> Instructions to follow
For each line of the data that includes the word "JSON", copy the line.

> Records
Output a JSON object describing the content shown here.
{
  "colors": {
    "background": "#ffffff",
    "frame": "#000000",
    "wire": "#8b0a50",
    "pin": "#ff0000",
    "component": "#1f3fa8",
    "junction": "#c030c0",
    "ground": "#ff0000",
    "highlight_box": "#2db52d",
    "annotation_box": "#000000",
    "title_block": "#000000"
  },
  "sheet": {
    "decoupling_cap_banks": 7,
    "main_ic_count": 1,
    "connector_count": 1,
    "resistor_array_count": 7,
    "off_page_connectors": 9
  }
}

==

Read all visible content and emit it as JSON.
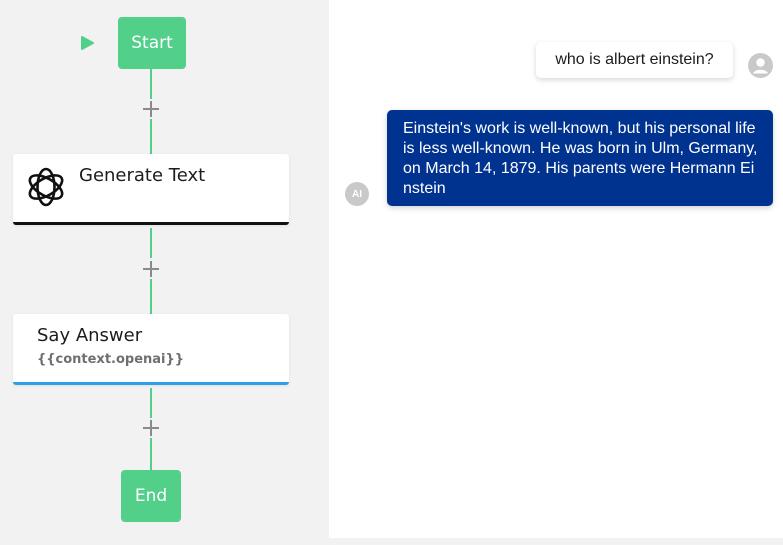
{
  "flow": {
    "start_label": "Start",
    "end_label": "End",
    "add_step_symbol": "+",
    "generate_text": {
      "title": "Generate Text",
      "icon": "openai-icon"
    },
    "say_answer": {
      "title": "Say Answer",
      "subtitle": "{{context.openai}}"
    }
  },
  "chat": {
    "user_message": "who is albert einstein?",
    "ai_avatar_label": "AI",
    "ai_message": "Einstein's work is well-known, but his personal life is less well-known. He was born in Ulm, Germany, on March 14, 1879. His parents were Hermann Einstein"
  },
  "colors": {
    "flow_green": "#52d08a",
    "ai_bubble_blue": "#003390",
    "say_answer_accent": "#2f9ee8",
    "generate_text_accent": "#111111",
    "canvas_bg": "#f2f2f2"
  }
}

> Output
Output a JSON object describing the content shown here.
Read all visible content and emit it as JSON.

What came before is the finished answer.